ils of the action and injuries sustained by the Tennessee, I refer you to the report of Commander J. D. Johnston, which has my approval. After I was carried below, unfortunately wounded, I had to be dergone for several hours; and it was only because the circumstances were as represented by Captain Johnston that she was surrendered to the fleet about 10 A. M., painful as it was to do so. I serioushe crews and many officers of the Tennessee and Selma. have been sent to New Orleans. Commander J. D. Johnston, Lieutenant-Commandant P. U. Murphy, Lieutenants W. L. Bradford and A. D. Wharton, Secog the above I have seen the report. of Admiral Farragut, a portion of which is incorrect. Captain Johnston did not deliver my sword on board the Hartford. After the surrender of the Tennessee, CaptC. S. N. Officers of the ram Tennessee who were in action. Admiral F. Buchanan, Commander J. D. Johnston, First Lieutenant and Executive Officer William L. Bradford, Lieutenant A. D. Wharton,
Southern Historical Society Papers, Volume 6. (ed. Reverend J. William Jones), Report of commander J. D. Johnston. (search)

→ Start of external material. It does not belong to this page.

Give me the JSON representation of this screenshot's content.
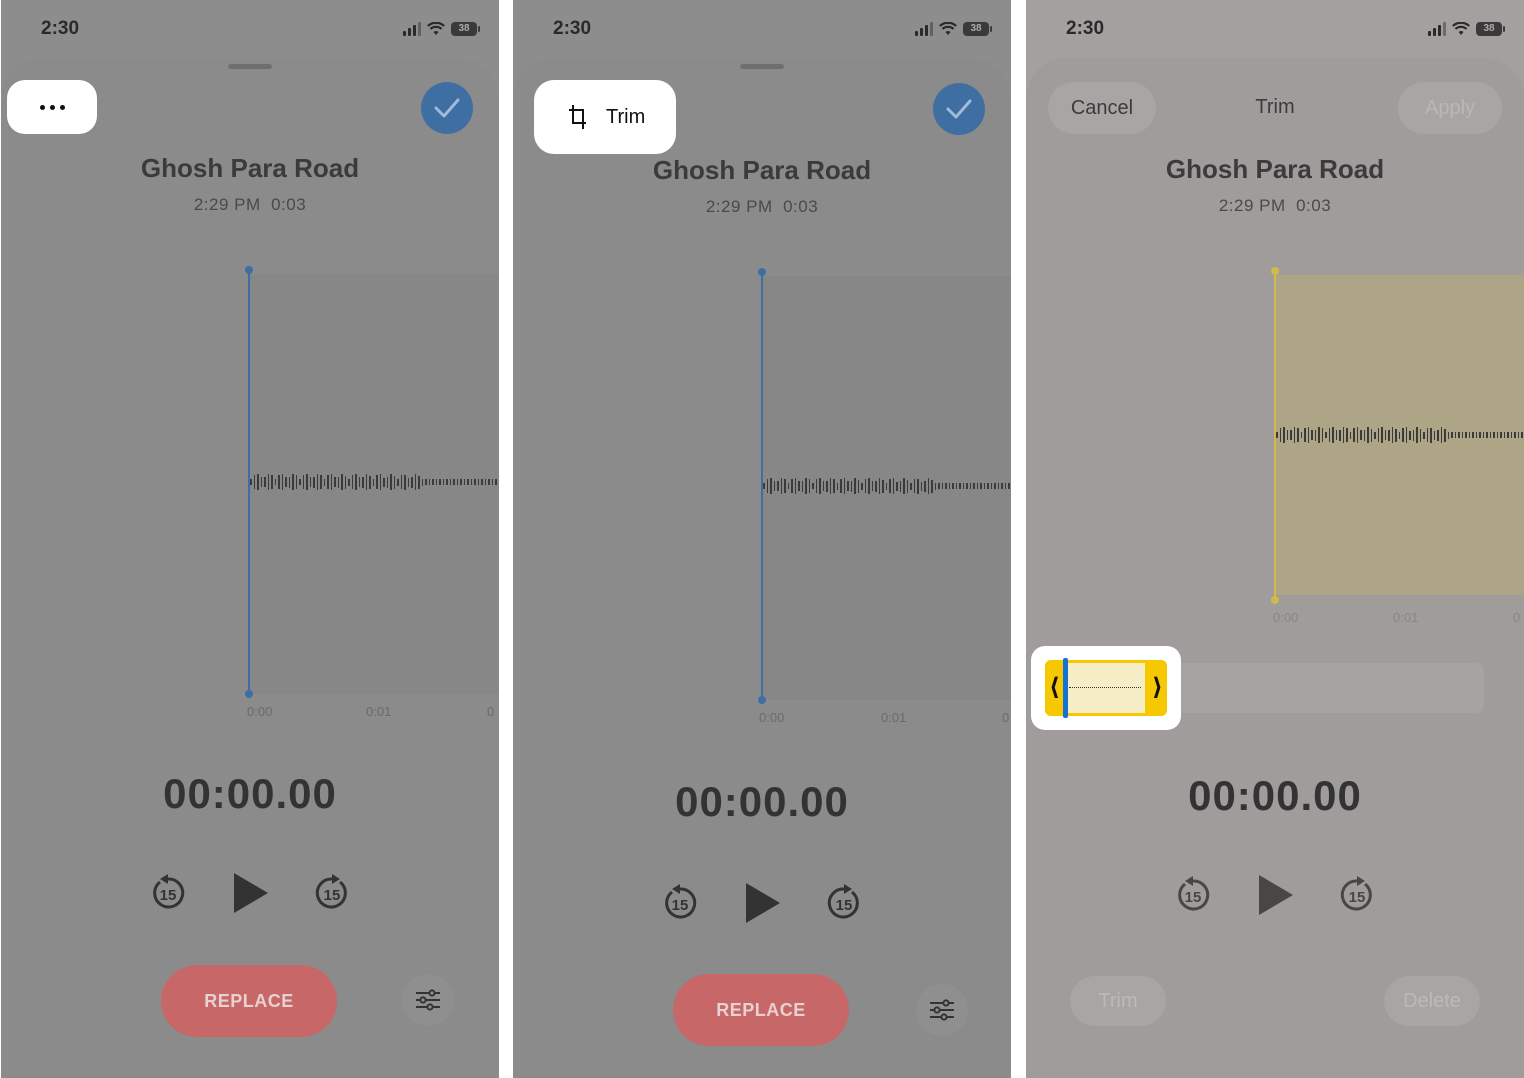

Report of commander J. D. Johnston. United States hospital, navy yard Pensacola, August 13, 1864. Admiral Franklin Buchanan, Late Commanding Naval Defences of Alabama: I have the honor to submit the following report of the circumstances under which the Confederate States ram Tennessee, recently under my command as your flag-ship, was surrendered to the United States fleet commanded by Rear-Admiral Farragut, in Mobile bay. At 6 A. M., on the 5th instant, the enemy's fleet, consisting ousive of the one hundred lost on the Tecumseh, making a number almost as large as the entire force under your command in this unequal conflict. Fifty-three shot marks were found on the Tennessee, thirty-three of which had penetrated so far as to cause splinters to fly inboard, and the washers over the tends of the bolts wounded several men. With the greatest respect and esteem, I am very respectfully, Your obedient servant, J. D. Johnston, Commander P. N. C. S., late of the Tennessee.